Democrats say Thursday’s vote is not a formal authorization of the impeachment inquiry, but the decision to hold a vote may nevertheless serve to undercut the Trump administration talking point that the inquiry was illegitimate because it did not receive a full House vote.
House Democrats are discussing a time frame that would include public impeachment hearings before Thanksgiving and votes on whether to impeach Trump by Christmas, multiple Democratic sources have told CNN, though the timing remains fluid.
Democrats facing tough races under pressure
The vote on Thursday is expected to pass with the vast majority of Democrats in favor. But it will put pressure on a number of Democrats in tough reelection races to announce whether they approve of the inquiry.
Many of them have already decided to vote for it, discounting Republicans who say that they’ll lose their seats over a resolution that will lay out the procedure of the probe in dry terms.

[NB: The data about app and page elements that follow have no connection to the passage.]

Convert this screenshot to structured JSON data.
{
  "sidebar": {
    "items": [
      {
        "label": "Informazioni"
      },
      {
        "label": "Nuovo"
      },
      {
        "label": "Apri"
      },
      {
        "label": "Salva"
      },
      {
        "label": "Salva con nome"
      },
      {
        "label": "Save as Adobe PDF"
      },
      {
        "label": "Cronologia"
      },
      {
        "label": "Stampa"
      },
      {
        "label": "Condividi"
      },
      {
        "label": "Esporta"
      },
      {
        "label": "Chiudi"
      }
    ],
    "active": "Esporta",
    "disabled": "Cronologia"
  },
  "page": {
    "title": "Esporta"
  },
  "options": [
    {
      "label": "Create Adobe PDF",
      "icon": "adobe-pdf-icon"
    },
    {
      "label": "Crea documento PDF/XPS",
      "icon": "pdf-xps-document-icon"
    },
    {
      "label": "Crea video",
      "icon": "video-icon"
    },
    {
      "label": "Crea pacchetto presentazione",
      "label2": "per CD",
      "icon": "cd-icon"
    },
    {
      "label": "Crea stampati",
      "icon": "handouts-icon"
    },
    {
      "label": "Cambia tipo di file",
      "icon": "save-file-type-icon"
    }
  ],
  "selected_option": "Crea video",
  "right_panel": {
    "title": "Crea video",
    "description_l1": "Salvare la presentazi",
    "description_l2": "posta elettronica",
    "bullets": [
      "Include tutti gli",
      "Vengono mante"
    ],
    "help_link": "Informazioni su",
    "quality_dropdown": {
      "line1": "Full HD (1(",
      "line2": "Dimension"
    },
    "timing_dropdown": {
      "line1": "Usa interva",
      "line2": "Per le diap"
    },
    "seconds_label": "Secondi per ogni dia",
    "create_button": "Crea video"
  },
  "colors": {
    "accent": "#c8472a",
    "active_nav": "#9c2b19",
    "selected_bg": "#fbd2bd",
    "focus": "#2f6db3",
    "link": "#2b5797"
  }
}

The National Republican Congressional Committee’s press operation spent much of Wednesday warning that vulnerable Democrats are going to suffer whether they vote for the resolution or not, in either turning off the party’s base or independents opposed to impeaching Trump.
In one email, NRCC press secretary Michael McAdams listed several New Jersey Democrats in competitive House races and charged that “every one of them promised voters they’d deliver on issues like transportation, health care and better-paying jobs, but instead they’ve spent their time in Washington trying to remove President Trump from office.”
Rep. Tom Malinowski, one of the members McAdams named, is also one of the impeachment investigators. He said he is going to vote for the resolution in order to set the ground rules going forward.
“Some of their political operatives from Washington should come to the town halls that I’ve been having,” said Malinowski. “If they did, they wouldn’t be saying that defending the Constitution is something my constituents don’t care about. Those kinds of statements, I think, would be seen as insulting by the people that I represent.”
Another New Jersey Democrat, Rep. Josh Gottheimer, seemed slightly less enthused about voting for the resolution. He told CNN he “likely” would as a way “to get to the facts” without prejudging them. But Gottheimer said what’s “most important” to serving his district were several issues — cutting taxes, standing by cops, fire fighters and military veterans, keeping air and water clean and health care costs low — that did not include impeaching the President.
Almost all Republicans appear to be opposed to the resolution. Despite the seriousness of the allegations that Trump abused his power in asking a foreign government to investigate a political rival, the vote on Thursday will show how much Republicans in Congress support Trump—and how little they care for how Democrats have led the inquiry.
While Republicans have pushed for weeks to open the inquiry to the public, they argue that the Democrats’ move is too little, too late.
“You don’t get another chance to make a first impression,” Rep. Andy Biggs, an Arizona Republican and one of Trump’s strongest defenders in Congress, told CNN.